**Task brief**
What lines in the following entries hold the word "issues"? Copy each one.

*** Given information ***

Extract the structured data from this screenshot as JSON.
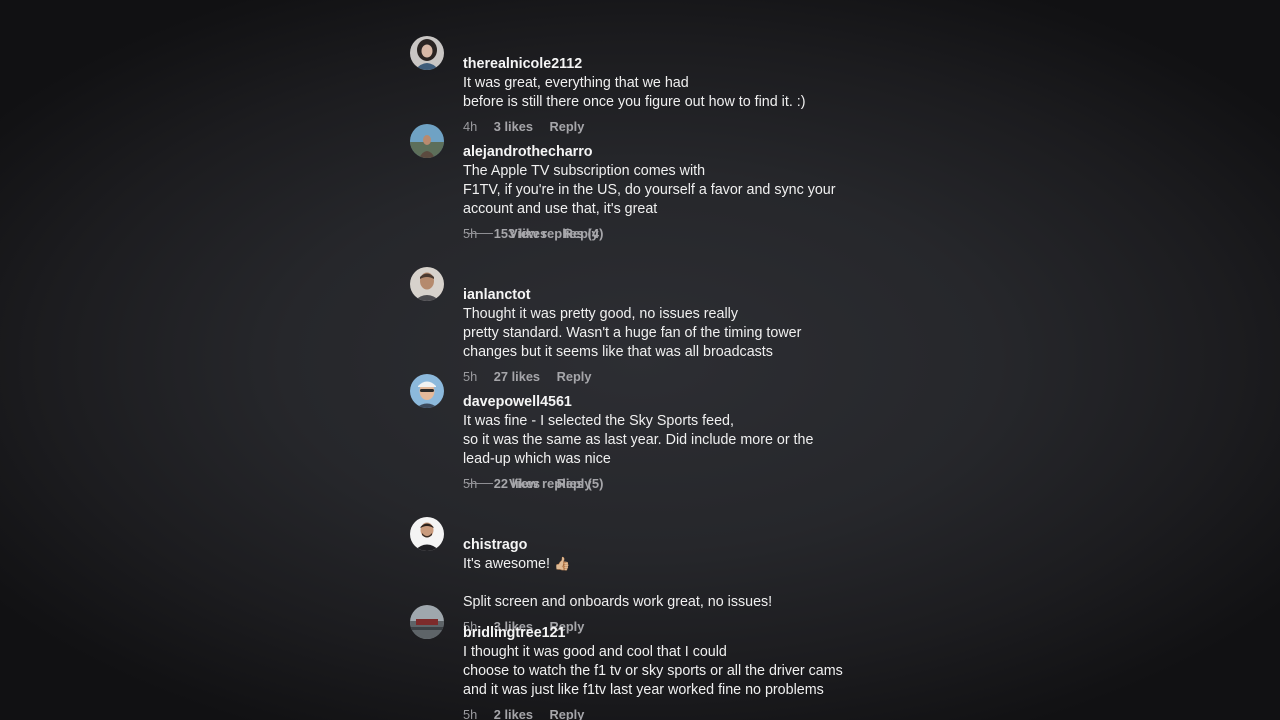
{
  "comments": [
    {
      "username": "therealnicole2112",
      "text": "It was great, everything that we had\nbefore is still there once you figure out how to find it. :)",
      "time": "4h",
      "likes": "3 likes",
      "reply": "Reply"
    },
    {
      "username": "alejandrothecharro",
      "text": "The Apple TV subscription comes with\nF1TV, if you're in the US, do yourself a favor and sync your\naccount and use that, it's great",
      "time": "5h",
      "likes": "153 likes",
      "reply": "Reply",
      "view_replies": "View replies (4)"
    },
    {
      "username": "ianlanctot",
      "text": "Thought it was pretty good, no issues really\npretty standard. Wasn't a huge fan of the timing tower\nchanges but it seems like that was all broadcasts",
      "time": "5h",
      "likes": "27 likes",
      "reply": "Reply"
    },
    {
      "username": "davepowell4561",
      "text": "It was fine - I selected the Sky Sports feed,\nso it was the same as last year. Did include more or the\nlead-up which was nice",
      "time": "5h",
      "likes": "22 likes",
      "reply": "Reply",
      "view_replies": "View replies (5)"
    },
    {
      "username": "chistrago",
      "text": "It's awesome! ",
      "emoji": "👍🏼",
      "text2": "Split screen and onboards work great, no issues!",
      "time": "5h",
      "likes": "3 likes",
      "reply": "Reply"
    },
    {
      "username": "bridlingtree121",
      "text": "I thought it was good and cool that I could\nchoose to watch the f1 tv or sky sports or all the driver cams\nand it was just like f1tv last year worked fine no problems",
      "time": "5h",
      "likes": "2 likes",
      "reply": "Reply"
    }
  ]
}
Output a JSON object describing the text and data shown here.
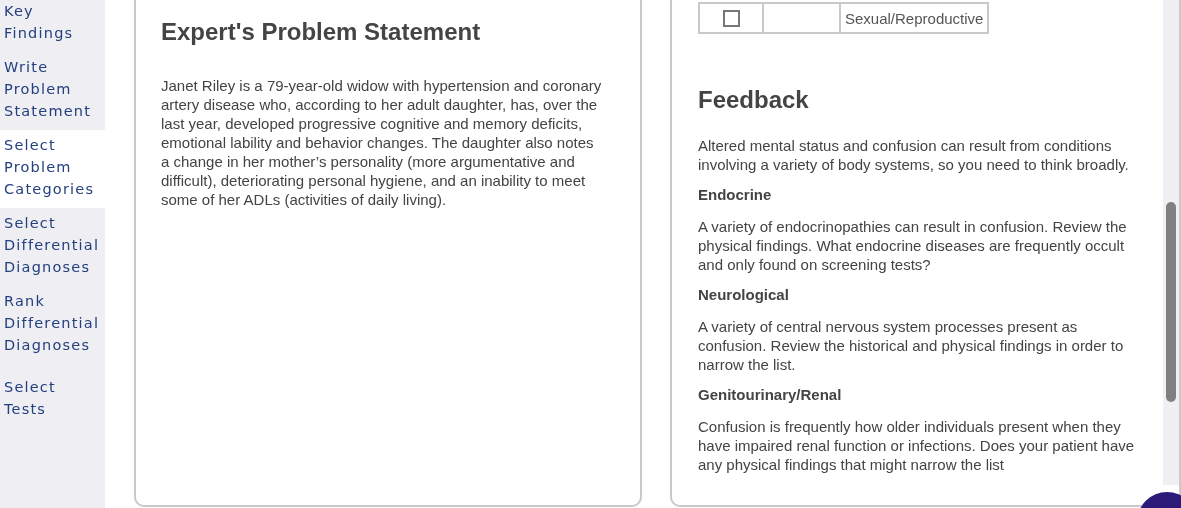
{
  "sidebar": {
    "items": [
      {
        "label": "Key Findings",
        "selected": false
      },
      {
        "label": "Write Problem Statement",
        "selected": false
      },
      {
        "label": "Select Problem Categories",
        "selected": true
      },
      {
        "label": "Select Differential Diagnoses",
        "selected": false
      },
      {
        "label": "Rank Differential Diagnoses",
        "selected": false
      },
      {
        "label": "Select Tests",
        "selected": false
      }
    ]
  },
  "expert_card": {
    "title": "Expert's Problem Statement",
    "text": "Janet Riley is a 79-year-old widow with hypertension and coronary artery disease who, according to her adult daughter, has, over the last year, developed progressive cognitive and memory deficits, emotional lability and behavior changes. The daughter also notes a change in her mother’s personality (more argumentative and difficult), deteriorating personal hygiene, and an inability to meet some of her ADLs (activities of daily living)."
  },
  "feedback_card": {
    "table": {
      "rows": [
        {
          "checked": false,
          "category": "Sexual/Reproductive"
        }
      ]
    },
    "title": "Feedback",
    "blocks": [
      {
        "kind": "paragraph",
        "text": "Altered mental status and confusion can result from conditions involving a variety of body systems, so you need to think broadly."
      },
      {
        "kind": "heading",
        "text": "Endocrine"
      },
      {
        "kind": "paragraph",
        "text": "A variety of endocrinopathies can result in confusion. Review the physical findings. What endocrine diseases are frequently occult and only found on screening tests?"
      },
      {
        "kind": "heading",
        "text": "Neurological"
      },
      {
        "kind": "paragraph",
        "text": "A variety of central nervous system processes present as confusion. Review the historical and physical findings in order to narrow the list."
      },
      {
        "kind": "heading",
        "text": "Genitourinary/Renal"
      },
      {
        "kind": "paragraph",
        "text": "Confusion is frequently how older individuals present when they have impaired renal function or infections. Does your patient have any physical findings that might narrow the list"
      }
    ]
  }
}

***

**Response below**
      "text": "Thought it was pretty good, no issues really\npretty standard. Wasn't a huge fan of the timing tower\nchanges but it seems like that was all broadcasts",
      "text2": "Split screen and onboards work great, no issues!",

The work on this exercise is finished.